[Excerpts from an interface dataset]
────────────────
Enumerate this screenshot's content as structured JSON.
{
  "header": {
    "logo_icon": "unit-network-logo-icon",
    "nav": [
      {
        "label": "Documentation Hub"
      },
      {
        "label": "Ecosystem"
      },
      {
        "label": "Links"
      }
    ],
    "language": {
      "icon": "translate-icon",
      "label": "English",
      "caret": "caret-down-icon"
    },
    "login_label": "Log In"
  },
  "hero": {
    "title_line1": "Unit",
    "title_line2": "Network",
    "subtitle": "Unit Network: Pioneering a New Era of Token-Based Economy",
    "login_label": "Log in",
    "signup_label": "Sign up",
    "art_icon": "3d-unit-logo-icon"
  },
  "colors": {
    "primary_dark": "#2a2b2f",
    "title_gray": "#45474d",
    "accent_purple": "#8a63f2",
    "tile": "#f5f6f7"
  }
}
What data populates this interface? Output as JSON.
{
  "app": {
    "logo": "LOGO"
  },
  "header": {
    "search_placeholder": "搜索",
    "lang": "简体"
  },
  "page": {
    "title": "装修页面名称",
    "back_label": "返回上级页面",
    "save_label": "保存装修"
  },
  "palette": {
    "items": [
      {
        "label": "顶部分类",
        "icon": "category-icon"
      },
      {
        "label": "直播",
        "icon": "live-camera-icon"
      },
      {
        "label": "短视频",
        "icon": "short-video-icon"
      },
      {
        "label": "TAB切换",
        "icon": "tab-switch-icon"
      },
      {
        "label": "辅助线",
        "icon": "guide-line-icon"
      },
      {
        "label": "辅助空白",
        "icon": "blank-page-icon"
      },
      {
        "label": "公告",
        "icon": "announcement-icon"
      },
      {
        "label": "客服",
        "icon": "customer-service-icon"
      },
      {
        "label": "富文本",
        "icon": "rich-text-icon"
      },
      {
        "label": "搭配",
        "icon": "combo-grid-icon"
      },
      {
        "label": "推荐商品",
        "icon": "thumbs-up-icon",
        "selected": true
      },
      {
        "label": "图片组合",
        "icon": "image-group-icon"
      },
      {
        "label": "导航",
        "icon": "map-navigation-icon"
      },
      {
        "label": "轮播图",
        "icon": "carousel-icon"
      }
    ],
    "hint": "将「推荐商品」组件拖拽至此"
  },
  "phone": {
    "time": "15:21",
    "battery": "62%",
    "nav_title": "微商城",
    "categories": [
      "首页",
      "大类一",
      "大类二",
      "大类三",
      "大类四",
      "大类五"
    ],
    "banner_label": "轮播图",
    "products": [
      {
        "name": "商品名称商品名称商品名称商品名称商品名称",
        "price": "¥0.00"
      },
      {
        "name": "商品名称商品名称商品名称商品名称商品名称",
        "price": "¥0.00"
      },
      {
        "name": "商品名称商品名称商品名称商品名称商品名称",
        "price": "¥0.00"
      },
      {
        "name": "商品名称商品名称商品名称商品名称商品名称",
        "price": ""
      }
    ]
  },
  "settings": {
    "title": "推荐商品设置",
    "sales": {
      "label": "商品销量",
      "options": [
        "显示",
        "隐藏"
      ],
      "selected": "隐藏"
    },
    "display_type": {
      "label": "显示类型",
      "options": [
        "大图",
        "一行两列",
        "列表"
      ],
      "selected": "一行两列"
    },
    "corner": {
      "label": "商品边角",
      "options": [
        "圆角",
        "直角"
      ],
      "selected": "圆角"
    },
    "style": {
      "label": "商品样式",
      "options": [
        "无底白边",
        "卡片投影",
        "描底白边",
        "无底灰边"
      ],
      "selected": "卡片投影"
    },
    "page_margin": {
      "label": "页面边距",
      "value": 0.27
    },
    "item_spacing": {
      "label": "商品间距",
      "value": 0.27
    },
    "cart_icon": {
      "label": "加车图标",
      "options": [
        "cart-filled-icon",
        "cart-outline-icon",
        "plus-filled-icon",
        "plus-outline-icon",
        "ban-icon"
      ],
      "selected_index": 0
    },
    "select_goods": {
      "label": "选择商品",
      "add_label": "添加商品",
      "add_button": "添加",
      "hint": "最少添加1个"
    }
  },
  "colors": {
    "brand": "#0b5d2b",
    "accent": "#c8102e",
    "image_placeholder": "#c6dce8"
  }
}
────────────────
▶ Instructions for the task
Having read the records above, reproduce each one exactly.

▶ Exercise result
Enumerate this screenshot's content as structured JSON.
{
  "header": {
    "logo_icon": "unit-network-logo-icon",
    "nav": [
      {
        "label": "Documentation Hub"
      },
      {
        "label": "Ecosystem"
      },
      {
        "label": "Links"
      }
    ],
    "language": {
      "icon": "translate-icon",
      "label": "English",
      "caret": "caret-down-icon"
    },
    "login_label": "Log In"
  },
  "hero": {
    "title_line1": "Unit",
    "title_line2": "Network",
    "subtitle": "Unit Network: Pioneering a New Era of Token-Based Economy",
    "login_label": "Log in",
    "signup_label": "Sign up",
    "art_icon": "3d-unit-logo-icon"
  },
  "colors": {
    "primary_dark": "#2a2b2f",
    "title_gray": "#45474d",
    "accent_purple": "#8a63f2",
    "tile": "#f5f6f7"
  }
}
What data populates this interface? Output as JSON.
{
  "app": {
    "logo": "LOGO"
  },
  "header": {
    "search_placeholder": "搜索",
    "lang": "简体"
  },
  "page": {
    "title": "装修页面名称",
    "back_label": "返回上级页面",
    "save_label": "保存装修"
  },
  "palette": {
    "items": [
      {
        "label": "顶部分类",
        "icon": "category-icon"
      },
      {
        "label": "直播",
        "icon": "live-camera-icon"
      },
      {
        "label": "短视频",
        "icon": "short-video-icon"
      },
      {
        "label": "TAB切换",
        "icon": "tab-switch-icon"
      },
      {
        "label": "辅助线",
        "icon": "guide-line-icon"
      },
      {
        "label": "辅助空白",
        "icon": "blank-page-icon"
      },
      {
        "label": "公告",
        "icon": "announcement-icon"
      },
      {
        "label": "客服",
        "icon": "customer-service-icon"
      },
      {
        "label": "富文本",
        "icon": "rich-text-icon"
      },
      {
        "label": "搭配",
        "icon": "combo-grid-icon"
      },
      {
        "label": "推荐商品",
        "icon": "thumbs-up-icon",
        "selected": true
      },
      {
        "label": "图片组合",
        "icon": "image-group-icon"
      },
      {
        "label": "导航",
        "icon": "map-navigation-icon"
      },
      {
        "label": "轮播图",
        "icon": "carousel-icon"
      }
    ],
    "hint": "将「推荐商品」组件拖拽至此"
  },
  "phone": {
    "time": "15:21",
    "battery": "62%",
    "nav_title": "微商城",
    "categories": [
      "首页",
      "大类一",
      "大类二",
      "大类三",
      "大类四",
      "大类五"
    ],
    "banner_label": "轮播图",
    "products": [
      {
        "name": "商品名称商品名称商品名称商品名称商品名称",
        "price": "¥0.00"
      },
      {
        "name": "商品名称商品名称商品名称商品名称商品名称",
        "price": "¥0.00"
      },
      {
        "name": "商品名称商品名称商品名称商品名称商品名称",
        "price": "¥0.00"
      },
      {
        "name": "商品名称商品名称商品名称商品名称商品名称",
        "price": ""
      }
    ]
  },
  "settings": {
    "title": "推荐商品设置",
    "sales": {
      "label": "商品销量",
      "options": [
        "显示",
        "隐藏"
      ],
      "selected": "隐藏"
    },
    "display_type": {
      "label": "显示类型",
      "options": [
        "大图",
        "一行两列",
        "列表"
      ],
      "selected": "一行两列"
    },
    "corner": {
      "label": "商品边角",
      "options": [
        "圆角",
        "直角"
      ],
      "selected": "圆角"
    },
    "style": {
      "label": "商品样式",
      "options": [
        "无底白边",
        "卡片投影",
        "描底白边",
        "无底灰边"
      ],
      "selected": "卡片投影"
    },
    "page_margin": {
      "label": "页面边距",
      "value": 0.27
    },
    "item_spacing": {
      "label": "商品间距",
      "value": 0.27
    },
    "cart_icon": {
      "label": "加车图标",
      "options": [
        "cart-filled-icon",
        "cart-outline-icon",
        "plus-filled-icon",
        "plus-outline-icon",
        "ban-icon"
      ],
      "selected_index": 0
    },
    "select_goods": {
      "label": "选择商品",
      "add_label": "添加商品",
      "add_button": "添加",
      "hint": "最少添加1个"
    }
  },
  "colors": {
    "brand": "#0b5d2b",
    "accent": "#c8102e",
    "image_placeholder": "#c6dce8"
  }
}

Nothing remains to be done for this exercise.